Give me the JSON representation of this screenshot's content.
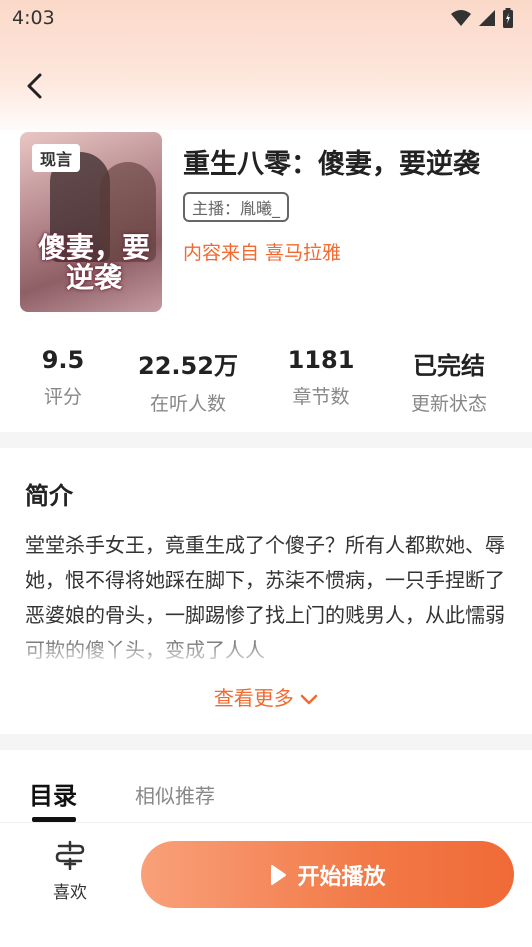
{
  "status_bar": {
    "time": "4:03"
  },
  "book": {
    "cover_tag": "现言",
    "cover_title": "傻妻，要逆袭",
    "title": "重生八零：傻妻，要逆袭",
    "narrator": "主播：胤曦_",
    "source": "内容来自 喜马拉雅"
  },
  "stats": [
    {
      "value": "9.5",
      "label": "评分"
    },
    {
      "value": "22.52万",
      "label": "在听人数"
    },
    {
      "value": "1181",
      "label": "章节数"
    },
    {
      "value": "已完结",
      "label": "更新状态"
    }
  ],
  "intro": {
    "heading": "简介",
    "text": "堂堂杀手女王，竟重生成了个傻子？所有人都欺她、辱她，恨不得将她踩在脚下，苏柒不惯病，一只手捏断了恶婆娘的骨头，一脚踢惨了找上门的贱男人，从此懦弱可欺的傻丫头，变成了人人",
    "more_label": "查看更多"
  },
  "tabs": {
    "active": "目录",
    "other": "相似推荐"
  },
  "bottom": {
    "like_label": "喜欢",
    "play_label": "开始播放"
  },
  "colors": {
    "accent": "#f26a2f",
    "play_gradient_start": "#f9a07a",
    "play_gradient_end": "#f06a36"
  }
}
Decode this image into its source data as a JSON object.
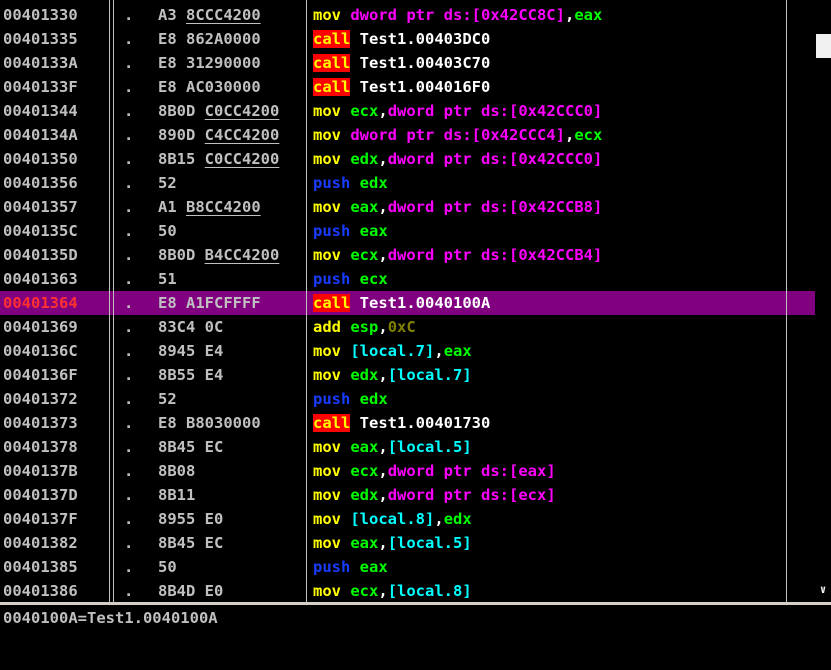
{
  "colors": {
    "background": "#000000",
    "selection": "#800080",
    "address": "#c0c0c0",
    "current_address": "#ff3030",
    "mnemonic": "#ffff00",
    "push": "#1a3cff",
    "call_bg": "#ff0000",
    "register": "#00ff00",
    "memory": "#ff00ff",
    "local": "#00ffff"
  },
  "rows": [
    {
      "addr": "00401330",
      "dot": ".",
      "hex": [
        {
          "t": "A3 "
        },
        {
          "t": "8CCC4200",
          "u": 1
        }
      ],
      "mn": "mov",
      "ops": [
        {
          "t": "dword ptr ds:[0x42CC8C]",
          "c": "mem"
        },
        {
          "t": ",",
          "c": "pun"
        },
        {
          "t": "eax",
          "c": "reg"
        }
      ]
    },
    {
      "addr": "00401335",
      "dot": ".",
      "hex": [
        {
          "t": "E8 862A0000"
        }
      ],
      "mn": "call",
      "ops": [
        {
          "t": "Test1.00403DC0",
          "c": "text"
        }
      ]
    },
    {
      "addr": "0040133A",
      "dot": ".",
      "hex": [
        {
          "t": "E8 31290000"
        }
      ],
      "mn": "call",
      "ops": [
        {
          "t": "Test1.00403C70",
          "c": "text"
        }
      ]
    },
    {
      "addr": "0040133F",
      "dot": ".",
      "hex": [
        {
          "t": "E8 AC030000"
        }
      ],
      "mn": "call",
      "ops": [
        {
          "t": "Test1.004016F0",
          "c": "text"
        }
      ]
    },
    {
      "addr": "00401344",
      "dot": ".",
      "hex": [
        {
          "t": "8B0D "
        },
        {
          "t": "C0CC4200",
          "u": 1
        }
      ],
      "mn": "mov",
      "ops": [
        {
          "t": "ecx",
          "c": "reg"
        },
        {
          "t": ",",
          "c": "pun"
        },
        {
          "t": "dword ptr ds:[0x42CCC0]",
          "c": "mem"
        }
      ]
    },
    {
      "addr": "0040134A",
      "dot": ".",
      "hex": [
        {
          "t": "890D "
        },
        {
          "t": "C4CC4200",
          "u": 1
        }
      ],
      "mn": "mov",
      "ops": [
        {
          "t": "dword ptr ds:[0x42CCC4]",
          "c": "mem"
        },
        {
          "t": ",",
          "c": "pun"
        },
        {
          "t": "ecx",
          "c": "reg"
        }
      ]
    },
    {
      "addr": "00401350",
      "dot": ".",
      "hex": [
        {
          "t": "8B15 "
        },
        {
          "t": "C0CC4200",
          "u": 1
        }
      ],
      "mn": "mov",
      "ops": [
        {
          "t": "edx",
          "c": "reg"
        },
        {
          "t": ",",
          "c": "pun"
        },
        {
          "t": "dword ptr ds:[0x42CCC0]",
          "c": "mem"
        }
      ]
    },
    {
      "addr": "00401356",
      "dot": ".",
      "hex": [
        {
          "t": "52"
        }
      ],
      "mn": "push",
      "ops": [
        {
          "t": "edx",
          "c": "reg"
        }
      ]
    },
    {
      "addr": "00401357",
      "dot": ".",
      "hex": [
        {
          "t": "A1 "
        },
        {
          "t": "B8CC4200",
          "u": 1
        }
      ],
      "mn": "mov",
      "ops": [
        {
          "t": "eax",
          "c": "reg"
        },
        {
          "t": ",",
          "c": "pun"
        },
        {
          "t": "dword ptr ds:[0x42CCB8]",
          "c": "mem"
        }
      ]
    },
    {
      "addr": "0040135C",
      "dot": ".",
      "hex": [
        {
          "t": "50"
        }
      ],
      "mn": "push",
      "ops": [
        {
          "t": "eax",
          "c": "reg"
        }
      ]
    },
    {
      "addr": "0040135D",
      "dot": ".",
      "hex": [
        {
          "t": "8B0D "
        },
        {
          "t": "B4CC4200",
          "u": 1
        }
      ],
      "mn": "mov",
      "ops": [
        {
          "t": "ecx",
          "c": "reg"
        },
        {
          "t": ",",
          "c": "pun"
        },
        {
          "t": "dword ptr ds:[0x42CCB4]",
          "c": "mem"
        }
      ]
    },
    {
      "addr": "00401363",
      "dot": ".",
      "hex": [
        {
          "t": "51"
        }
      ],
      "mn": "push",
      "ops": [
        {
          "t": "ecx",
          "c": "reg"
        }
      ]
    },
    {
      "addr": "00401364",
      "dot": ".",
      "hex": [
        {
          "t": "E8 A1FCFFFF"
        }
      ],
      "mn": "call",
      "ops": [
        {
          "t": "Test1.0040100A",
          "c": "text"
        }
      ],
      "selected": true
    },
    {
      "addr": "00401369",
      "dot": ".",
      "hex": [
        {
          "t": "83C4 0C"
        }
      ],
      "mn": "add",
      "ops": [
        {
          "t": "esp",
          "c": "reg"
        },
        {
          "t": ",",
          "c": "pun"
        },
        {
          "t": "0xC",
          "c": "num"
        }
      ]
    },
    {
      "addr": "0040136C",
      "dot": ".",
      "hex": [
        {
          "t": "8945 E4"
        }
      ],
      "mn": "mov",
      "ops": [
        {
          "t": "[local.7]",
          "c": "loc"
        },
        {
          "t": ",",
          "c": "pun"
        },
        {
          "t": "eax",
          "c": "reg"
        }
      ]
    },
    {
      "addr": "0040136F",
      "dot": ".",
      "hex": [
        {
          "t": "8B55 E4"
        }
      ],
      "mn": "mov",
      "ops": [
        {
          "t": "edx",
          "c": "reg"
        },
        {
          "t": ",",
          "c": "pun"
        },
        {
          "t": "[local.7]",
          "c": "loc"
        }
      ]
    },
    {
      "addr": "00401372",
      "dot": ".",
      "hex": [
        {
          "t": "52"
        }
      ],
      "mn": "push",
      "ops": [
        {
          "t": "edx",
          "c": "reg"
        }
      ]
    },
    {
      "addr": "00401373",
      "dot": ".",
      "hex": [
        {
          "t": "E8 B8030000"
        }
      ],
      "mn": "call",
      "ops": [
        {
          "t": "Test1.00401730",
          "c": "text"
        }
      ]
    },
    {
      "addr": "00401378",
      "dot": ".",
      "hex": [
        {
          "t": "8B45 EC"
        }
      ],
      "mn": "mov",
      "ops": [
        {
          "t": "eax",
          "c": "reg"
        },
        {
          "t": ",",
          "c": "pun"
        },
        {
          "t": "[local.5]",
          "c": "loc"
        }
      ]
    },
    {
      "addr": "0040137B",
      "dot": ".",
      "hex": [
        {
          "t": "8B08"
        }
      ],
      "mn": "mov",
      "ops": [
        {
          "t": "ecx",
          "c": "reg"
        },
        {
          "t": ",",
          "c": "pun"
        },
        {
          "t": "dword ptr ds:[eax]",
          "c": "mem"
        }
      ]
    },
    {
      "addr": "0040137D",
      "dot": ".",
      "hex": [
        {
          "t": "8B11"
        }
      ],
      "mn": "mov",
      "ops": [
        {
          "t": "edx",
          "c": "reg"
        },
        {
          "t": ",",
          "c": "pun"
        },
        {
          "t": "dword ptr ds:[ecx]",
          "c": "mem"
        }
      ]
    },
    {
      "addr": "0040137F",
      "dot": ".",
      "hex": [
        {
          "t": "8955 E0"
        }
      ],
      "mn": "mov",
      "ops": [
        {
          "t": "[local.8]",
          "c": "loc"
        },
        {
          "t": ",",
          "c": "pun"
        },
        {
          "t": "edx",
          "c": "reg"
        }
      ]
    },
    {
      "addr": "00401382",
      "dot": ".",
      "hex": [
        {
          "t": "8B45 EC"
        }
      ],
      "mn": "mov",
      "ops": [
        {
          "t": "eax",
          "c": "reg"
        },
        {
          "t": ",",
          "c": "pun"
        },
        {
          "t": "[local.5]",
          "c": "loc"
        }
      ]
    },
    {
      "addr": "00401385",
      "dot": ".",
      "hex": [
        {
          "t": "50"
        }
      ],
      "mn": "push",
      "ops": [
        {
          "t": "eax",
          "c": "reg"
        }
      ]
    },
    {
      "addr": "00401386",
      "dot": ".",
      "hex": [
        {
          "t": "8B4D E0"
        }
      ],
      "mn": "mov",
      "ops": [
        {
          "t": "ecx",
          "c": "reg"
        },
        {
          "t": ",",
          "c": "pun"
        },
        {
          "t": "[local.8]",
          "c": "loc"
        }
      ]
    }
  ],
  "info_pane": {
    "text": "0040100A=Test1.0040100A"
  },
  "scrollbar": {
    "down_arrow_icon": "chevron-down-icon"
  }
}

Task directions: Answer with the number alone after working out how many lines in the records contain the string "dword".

Answer space: 8